Clarence Moore, a brakeman, was in the left side of the cab when the collision occurred, and was able to crawl out of the cab immediately after the engine settled on the opposite side. He was not seriously injured. Engineer Hudson was under the engine, he being on the side of the cab that struck the ground. When help reached him he asked, "Where am I?" Hudson was fastened in the wreckage and the flames were rapidly approaching him until city firemen reached the scene and extinguished the fire. As quickly as possible the wreckage was cleared away and the engineer released and hurried to the hospital.

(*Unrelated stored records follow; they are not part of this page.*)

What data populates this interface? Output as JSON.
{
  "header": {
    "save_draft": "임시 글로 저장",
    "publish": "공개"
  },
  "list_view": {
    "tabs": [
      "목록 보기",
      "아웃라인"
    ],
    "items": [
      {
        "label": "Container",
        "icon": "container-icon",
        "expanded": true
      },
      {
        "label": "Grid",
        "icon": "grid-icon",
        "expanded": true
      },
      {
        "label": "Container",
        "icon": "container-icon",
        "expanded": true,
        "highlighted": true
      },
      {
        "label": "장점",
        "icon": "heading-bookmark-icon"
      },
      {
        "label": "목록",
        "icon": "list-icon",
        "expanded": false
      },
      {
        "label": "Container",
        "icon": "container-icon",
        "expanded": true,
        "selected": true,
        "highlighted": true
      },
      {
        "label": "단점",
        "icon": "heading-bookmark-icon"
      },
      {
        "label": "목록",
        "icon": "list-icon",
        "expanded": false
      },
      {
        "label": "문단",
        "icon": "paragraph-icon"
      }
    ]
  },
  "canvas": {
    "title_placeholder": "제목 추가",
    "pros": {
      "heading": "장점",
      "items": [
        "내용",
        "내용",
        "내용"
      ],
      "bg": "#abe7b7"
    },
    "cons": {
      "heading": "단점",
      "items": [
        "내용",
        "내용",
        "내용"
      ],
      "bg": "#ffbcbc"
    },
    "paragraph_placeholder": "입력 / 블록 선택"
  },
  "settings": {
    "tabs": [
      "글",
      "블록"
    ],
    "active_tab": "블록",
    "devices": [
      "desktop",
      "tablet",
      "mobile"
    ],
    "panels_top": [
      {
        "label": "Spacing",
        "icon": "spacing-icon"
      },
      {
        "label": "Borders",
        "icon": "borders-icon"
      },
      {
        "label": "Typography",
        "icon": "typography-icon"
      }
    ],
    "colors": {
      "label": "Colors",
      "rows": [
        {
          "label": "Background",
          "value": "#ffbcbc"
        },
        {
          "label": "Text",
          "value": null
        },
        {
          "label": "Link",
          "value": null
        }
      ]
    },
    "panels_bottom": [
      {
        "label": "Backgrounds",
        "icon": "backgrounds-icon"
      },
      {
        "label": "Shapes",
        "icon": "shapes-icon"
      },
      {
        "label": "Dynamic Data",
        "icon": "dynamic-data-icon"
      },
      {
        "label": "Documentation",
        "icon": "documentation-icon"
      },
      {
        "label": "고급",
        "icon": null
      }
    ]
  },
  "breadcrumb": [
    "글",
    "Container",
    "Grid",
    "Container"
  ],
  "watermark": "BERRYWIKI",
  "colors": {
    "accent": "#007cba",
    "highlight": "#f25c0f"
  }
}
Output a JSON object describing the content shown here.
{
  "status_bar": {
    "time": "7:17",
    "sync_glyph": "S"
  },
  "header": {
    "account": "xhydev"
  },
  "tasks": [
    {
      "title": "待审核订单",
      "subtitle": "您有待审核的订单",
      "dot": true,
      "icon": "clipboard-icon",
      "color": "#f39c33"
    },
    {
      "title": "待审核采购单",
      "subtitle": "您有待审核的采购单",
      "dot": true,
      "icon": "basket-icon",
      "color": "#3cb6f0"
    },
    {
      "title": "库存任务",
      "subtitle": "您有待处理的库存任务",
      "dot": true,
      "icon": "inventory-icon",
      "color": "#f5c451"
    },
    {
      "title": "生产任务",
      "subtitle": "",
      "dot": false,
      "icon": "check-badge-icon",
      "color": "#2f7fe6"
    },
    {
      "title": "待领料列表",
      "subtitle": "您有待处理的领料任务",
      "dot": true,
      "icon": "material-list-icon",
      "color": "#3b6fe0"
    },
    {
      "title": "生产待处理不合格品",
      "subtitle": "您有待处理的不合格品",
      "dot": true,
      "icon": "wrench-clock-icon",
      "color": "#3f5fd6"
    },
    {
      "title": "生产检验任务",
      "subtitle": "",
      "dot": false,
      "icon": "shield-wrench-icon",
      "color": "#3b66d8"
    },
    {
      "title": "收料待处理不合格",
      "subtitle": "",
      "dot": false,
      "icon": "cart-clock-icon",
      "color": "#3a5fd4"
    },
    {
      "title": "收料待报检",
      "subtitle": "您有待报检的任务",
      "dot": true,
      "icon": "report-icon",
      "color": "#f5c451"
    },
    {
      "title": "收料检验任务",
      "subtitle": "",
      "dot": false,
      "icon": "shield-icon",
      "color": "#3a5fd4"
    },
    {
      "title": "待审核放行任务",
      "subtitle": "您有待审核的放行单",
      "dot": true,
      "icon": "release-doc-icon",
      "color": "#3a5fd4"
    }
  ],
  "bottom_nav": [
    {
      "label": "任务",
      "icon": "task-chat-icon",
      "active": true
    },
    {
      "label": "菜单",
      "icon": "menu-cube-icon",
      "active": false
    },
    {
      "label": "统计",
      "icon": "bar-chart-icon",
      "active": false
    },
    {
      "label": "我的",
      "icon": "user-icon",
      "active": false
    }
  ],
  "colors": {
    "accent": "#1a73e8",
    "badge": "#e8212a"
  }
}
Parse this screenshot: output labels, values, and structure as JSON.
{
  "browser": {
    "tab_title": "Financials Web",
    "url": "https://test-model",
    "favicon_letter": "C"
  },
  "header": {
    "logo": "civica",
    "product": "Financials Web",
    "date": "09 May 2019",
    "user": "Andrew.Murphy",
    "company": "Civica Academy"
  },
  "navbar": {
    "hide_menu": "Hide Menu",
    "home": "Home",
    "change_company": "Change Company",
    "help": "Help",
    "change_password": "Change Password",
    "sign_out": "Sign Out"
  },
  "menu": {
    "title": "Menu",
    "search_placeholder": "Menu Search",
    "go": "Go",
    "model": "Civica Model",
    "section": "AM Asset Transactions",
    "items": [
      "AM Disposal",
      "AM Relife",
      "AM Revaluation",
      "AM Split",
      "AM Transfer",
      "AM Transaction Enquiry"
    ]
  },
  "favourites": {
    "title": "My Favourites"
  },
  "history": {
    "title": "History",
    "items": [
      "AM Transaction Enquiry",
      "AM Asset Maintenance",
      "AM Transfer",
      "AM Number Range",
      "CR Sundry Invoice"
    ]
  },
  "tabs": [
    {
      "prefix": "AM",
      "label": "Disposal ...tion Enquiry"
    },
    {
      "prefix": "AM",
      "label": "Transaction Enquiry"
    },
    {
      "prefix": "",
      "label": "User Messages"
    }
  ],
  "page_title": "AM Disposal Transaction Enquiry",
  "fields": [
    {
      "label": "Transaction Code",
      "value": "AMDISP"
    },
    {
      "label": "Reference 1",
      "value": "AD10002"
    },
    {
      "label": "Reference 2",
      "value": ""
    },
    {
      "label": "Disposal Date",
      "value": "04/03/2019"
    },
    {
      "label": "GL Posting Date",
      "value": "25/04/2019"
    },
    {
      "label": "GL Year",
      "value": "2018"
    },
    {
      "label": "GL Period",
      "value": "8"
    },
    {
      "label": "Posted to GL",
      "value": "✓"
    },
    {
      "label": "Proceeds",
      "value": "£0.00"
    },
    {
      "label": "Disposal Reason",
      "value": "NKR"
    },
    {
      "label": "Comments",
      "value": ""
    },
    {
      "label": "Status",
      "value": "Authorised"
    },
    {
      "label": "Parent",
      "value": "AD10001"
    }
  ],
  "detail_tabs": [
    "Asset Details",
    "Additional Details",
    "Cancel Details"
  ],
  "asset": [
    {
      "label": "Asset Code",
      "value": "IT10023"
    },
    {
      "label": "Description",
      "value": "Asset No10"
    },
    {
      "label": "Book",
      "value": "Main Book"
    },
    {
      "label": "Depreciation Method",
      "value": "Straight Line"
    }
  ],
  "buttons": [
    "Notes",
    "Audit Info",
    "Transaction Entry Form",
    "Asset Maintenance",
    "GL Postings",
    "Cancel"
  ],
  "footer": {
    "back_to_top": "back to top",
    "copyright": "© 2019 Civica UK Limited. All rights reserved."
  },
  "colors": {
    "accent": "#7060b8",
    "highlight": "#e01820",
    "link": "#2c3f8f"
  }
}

The locomotive was so badly wrecked as to be almost useless. The caboose was smashed into kindling wood and several freight cars were badly broken. Two cars just behind the wrecked engine were filled with slate, which scattered in all directions when the crash came.

The Sayre wrecking crew was working some distance up the line from Sayre, and there was a delay in getting back to the yard. After it did reach the scene of the wreck, the foreman decided that assistance was needed and the Coxton wrecking crew, with its mammoth steam crane, was hurried to Sayre. By 2:30 o'clock Sunday afternoon the big locomotive had been replaced on the track, and by seven o'clock in the evening the other wreckage had been cleared away.

-- Pittston Gazette (Pittston, Pennsylvania), 30 Jul 1907 (Tuesday), Page 1. Found at


28 July 1907

Since the article above was published on July 30, a Tuesday, the actual accident happened on July 28 (Sunday).